18% Annual Hikes in New Jersey

The cost of those benefits will soar in coming years as large numbers of state and local workers retire.

The state of New Jersey, for example, recently estimated that spending on its employee health plan will grow at 18 percent annually over the next four years. The plan has built up $20 billion in unfunded obligations for retiree health benefits.

In the past, few governments disclosed information about their unfunded health costs. But concern about the potential size of that liability prompted the Government Accounting Standards Board to create new rules for all state and local governments to follow when reporting on the finances of their health plans and other post-employment benefits (OPEB).

To comply with those rules, many jurisdictions are examining their unfunded health costs, but there has been no accurate data available on total costs nationwide.

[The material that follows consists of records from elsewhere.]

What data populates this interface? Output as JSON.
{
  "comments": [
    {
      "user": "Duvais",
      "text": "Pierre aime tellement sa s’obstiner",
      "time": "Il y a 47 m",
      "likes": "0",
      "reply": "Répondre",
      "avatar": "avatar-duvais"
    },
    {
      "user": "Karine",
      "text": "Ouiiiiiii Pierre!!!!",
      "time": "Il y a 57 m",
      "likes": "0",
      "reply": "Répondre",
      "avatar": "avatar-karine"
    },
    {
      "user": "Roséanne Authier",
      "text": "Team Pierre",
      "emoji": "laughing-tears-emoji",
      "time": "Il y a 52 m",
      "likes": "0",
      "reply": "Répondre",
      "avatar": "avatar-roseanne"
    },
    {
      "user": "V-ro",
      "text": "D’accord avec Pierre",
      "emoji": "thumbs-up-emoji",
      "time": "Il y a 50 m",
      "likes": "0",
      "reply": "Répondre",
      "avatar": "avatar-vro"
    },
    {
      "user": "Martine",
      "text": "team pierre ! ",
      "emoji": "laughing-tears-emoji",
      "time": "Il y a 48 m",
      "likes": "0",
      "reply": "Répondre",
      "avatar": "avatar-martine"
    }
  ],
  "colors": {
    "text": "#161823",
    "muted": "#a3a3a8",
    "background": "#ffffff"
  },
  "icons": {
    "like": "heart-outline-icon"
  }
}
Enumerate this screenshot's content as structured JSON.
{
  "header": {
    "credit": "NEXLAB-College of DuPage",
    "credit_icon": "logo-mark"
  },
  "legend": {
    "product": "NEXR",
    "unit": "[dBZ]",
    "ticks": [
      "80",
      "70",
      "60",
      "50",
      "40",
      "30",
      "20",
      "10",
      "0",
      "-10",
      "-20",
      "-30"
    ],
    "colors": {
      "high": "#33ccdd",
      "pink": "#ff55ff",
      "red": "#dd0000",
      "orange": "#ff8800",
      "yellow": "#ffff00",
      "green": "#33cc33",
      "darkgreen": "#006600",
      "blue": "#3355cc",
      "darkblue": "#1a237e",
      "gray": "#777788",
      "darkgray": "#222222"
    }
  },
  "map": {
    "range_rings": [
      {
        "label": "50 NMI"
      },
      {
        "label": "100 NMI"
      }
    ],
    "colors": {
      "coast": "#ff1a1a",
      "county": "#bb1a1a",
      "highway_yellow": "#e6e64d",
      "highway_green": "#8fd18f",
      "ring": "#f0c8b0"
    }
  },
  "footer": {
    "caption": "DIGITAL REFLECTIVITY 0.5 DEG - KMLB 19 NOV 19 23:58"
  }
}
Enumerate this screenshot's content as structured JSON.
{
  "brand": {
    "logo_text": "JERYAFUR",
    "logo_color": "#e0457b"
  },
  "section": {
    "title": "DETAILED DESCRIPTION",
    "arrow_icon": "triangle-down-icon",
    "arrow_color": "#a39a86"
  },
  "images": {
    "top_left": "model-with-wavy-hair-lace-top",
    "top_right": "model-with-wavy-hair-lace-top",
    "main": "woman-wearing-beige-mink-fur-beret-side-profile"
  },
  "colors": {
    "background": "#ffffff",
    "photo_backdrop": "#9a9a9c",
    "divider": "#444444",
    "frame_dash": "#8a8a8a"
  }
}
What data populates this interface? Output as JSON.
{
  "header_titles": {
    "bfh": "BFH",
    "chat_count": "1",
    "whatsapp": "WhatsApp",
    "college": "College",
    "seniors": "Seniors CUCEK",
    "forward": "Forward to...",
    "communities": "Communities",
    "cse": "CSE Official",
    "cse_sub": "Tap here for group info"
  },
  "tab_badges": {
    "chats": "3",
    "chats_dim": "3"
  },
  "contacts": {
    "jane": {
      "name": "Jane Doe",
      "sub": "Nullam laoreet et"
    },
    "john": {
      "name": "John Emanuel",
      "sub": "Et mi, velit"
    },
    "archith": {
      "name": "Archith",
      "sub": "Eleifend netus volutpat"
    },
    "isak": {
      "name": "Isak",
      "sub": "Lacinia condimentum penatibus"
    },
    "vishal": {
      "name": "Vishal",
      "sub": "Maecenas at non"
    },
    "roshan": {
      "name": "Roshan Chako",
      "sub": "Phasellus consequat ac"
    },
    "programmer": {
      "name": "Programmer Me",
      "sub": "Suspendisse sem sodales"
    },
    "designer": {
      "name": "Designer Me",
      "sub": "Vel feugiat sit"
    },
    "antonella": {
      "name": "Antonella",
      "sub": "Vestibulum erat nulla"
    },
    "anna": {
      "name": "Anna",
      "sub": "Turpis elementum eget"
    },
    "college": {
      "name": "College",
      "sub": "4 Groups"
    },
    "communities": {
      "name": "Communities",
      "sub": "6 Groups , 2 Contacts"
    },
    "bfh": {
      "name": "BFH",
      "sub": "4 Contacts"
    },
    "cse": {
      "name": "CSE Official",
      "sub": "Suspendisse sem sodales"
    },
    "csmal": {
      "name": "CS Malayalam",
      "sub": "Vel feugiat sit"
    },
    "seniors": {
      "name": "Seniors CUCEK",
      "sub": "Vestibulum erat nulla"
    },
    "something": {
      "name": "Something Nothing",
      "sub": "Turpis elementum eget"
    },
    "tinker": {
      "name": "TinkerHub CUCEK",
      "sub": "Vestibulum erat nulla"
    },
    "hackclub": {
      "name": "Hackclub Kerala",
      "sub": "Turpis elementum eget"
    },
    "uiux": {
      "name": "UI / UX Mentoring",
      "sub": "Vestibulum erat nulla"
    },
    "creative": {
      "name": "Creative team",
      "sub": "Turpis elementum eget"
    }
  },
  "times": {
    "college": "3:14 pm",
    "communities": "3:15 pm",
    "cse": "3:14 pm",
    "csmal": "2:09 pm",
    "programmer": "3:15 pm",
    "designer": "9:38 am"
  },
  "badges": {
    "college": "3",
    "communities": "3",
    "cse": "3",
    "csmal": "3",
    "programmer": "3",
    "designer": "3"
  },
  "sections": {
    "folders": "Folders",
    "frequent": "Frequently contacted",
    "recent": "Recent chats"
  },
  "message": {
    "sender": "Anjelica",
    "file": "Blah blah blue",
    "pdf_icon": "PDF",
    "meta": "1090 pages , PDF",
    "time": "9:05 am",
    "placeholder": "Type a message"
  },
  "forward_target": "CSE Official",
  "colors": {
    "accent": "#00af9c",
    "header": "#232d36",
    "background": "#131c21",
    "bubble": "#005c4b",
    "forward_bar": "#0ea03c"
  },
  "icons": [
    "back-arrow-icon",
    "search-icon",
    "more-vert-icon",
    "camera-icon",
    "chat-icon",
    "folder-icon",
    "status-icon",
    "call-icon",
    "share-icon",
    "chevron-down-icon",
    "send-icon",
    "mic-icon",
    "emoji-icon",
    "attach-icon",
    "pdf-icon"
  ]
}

$135,313 for Each Employee

Some jurisdictions have made public their estimates of unfunded retiree health costs, which are projections of future costs measured on a present value basis. The accompanying table summarizes data we found for 16 states and 11 local governments. For each jurisdiction, we calculated the unfunded health costs per active employee in the related health plan.

The average of unfunded health costs for the sampled governments was $135,313 per employee.

Unfunded Retiree Health Costs

State or Local Jurisdiction

($ billions)

Workers in Health Plan

Unfunded Costs per Worker

































New Jersey




New York




North Carolina




South Carolina












West Virginia








Alabama public schools




Alexandria, VA




Duluth, MN




Fairfax County, VA




Fort Worth, TX




Oakland County, MI




Michigan public schools




Michigan state police




Montgomery County, MD




New York City, NY




San Diego, CA




Average cost per worker in 27 jurisdictions



Source: Authors’ compilation based mainly on state government sources.

We used this average to make a national estimate of unfunded state and local retiree health costs. If the average of $135,313 per worker is representative of the total state and local workforce that receives retiree health benefits, it indicates a total unfunded cost of $1.4 trillion.

There are 15.9 million state and local workers in the United States. About 10.3 million, or 65 percent, are covered by employer health plans during retirement.

Fiscal Binds

The large funding gaps in retiree health and pension plans are putting state and local governments in a fiscal bind.

If governments adopt no reforms, worker retirement costs will create a rapidly increasing drain on state and local budgets. That, in turn, would put pressure on governments to raise taxes–a losing strategy in today’s competitive global economy.

Another option is for states to issue bonds to convert some of their unfunded obligations into explicit debt. Many states have issued debt to partly cover future pension costs, and some are planning to do so for unfunded health costs.

That increases transparency, but it does not cut overall liabilities, and it limits the flexibility to cut excessive benefits going forward.

Savings Systems, Benefit Cuts

A better option is to convert traditional pension and retiree health plans into individual savings-based systems so that workers pre-fund their own retirements.

Two states, Alaska and Michigan, have moved to savings-based (known as defined-contribution) pension plans for new employees.

For pension plans, there are often legal hurdles to surmount before benefits can be cut. But most governments have substantial flexibility in cutting health benefits for workers and retirees.

State and local governments typically have much more generous health benefit plans than those in the private sector. Federal data show the average cost of health benefits provided to state and local workers is $3.91 per hour worked, which compares to an average of just $1.72 in the U.S. private sector. While 65 percent of governments provide health benefits to retirees, only about one-quarter of large private businesses do.

Chris Edwards ([email protected]) is director of tax policy studies at the Cato Institute. Jagadeesh Gokhale ([email protected]) is a senior fellow at the Cato Institute. A version of this article appeared in the October 2006 issue of Cato’s Tax & Budget Bulletin, available online at http://www.cato.org/pubs/tbb/tbb_0925-40.pdf.